For the aforementioned reasons, NCD urges CMS to withdraw its proposed rulemaking and pursue meaningful stakeholder engagement to inform revisions or wholesale changes to the proposed rule. As exemplified in states’ experiences with Medicaid managed care rollout, foregoing this critical step will result in a proposed national policy that the disability community will view with determined opposition.
NCD stands ready to assist CMS with its stakeholder engagement. Please do not hesitate to contact us to discuss this offer further. Please contact NCD staff member Anne Sommers, Director of Legislative Affairs and Outreach, at firstname.lastname@example.org to follow-up on this correspondence.
Cc:// House Energy and Commerce Committee
Susan Janeczko, Jasmine McKenzie
[](https://ncd.gov/publications/2016/letter-to-cms-regarding-proposed-part-b-drug-payment-model#_ftnref1) National Council on Disability, Guiding Principles: Successfully Enrolling People with Disabilities in Managed Care Plans (2012), http://www.ncd.gov/publications/2012/Feb272012.
[](https://ncd.gov/publications/2016/letter-to-cms-regarding-proposed-part-b-drug-payment-model#_ftnref3) Accommodating the Spectrum, supra n. 17, at 83-84, quoting Timothy M. Cole, “What’s New About Independent Living?,” 60 Archives Physical Med. & Rehabilitation 458-62 (1979)).
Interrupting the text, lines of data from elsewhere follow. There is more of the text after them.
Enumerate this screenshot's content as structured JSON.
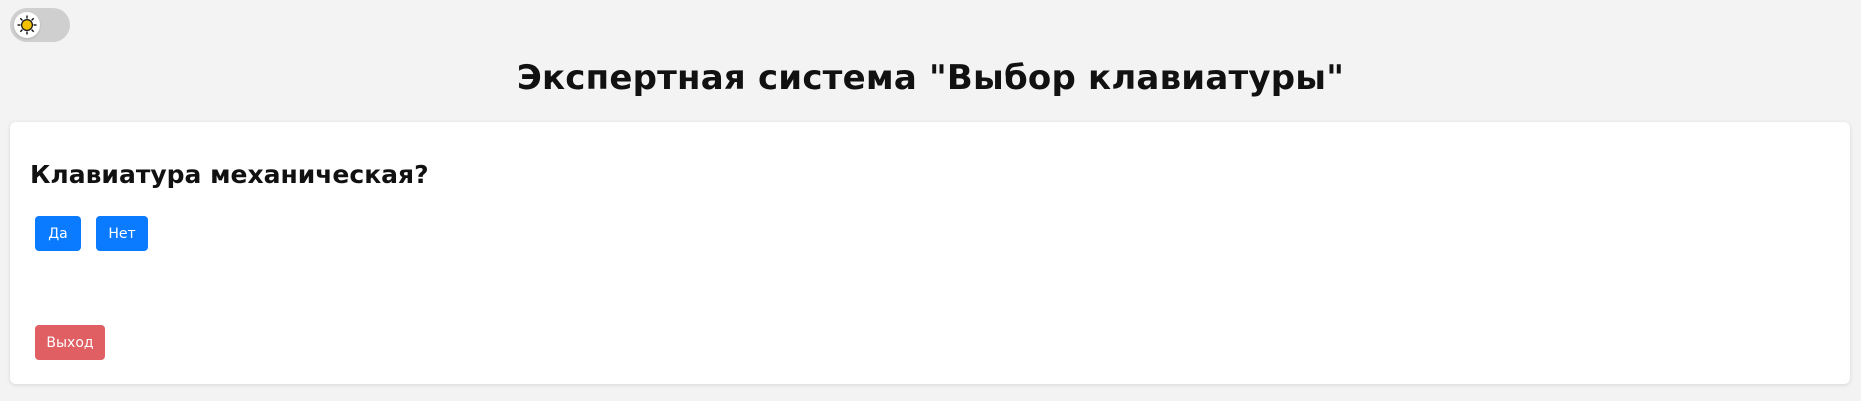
{
  "theme_toggle": {
    "icon": "sun-icon",
    "state": "light"
  },
  "header": {
    "title": "Экспертная система \"Выбор клавиатуры\""
  },
  "question_card": {
    "question": "Клавиатура механическая?",
    "yes_label": "Да",
    "no_label": "Нет",
    "exit_label": "Выход"
  },
  "colors": {
    "background": "#f3f3f3",
    "card": "#ffffff",
    "primary_button": "#0a7bff",
    "exit_button": "#df5f63",
    "toggle_track": "#cfcfcf",
    "sun": "#f2c200"
  }
}
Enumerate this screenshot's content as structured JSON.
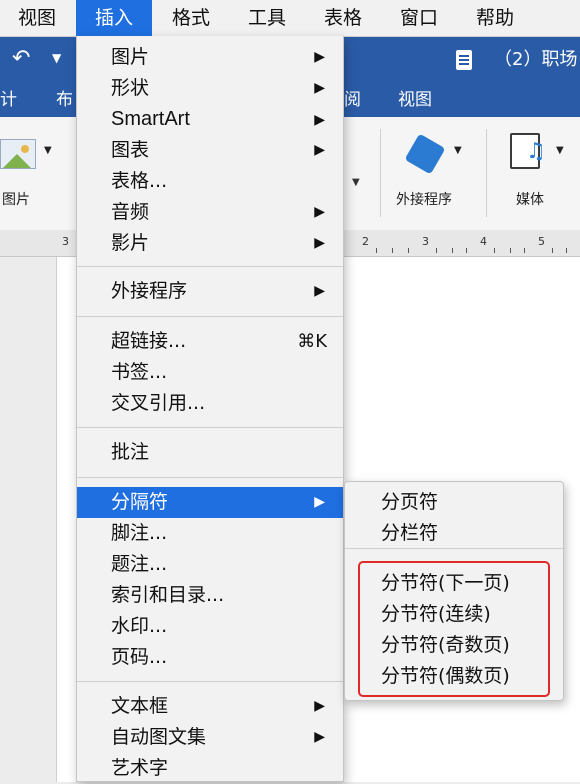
{
  "menubar": {
    "items": [
      {
        "label": "视图",
        "active": false
      },
      {
        "label": "插入",
        "active": true
      },
      {
        "label": "格式",
        "active": false
      },
      {
        "label": "工具",
        "active": false
      },
      {
        "label": "表格",
        "active": false
      },
      {
        "label": "窗口",
        "active": false
      },
      {
        "label": "帮助",
        "active": false
      }
    ]
  },
  "titlebar": {
    "undo_icon": "undo-icon",
    "doc_title": "（2）职场"
  },
  "ribbon": {
    "tabs": [
      "计",
      "布",
      "阅",
      "视图"
    ],
    "groups": {
      "pictures": "图片",
      "addins": "外接程序",
      "media": "媒体"
    }
  },
  "ruler": {
    "labels": [
      "3",
      "2",
      "3",
      "4",
      "5"
    ]
  },
  "insert_menu": {
    "items": [
      {
        "label": "图片",
        "submenu": true
      },
      {
        "label": "形状",
        "submenu": true
      },
      {
        "label": "SmartArt",
        "submenu": true
      },
      {
        "label": "图表",
        "submenu": true
      },
      {
        "label": "表格...",
        "submenu": false
      },
      {
        "label": "音频",
        "submenu": true
      },
      {
        "label": "影片",
        "submenu": true
      },
      {
        "label": "外接程序",
        "submenu": true
      },
      {
        "label": "超链接...",
        "shortcut": "⌘K"
      },
      {
        "label": "书签..."
      },
      {
        "label": "交叉引用..."
      },
      {
        "label": "批注"
      },
      {
        "label": "分隔符",
        "submenu": true,
        "highlighted": true
      },
      {
        "label": "脚注..."
      },
      {
        "label": "题注..."
      },
      {
        "label": "索引和目录..."
      },
      {
        "label": "水印..."
      },
      {
        "label": "页码..."
      },
      {
        "label": "文本框",
        "submenu": true
      },
      {
        "label": "自动图文集",
        "submenu": true
      },
      {
        "label": "艺术字"
      }
    ],
    "arrow_glyph": "▶"
  },
  "break_submenu": {
    "items": [
      "分页符",
      "分栏符",
      "分节符(下一页)",
      "分节符(连续)",
      "分节符(奇数页)",
      "分节符(偶数页)"
    ],
    "highlight_color": "#e02a2a"
  },
  "colors": {
    "accent": "#1f6fe0",
    "word_blue": "#2a5ba6"
  }
}
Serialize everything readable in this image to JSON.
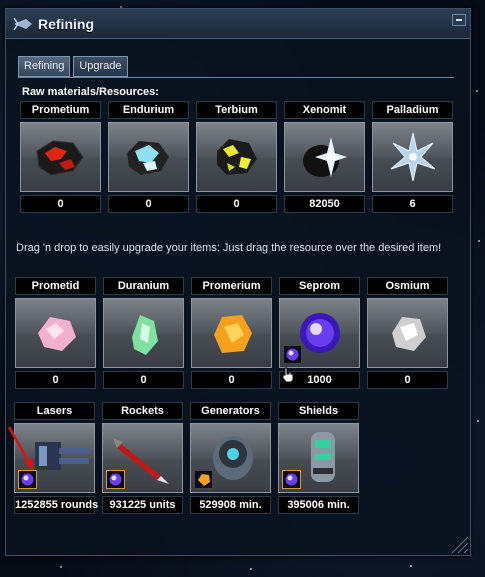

[](https://ncd.gov/publications/2016/letter-to-cms-regarding-proposed-part-b-drug-payment-model#_ftnref4) National Council on Disability, Guiding Principles: Successfully Enrolling People with Disabilities in Managed Care Plans (2012), http://www.ncd.gov/publications/2012/Feb272012.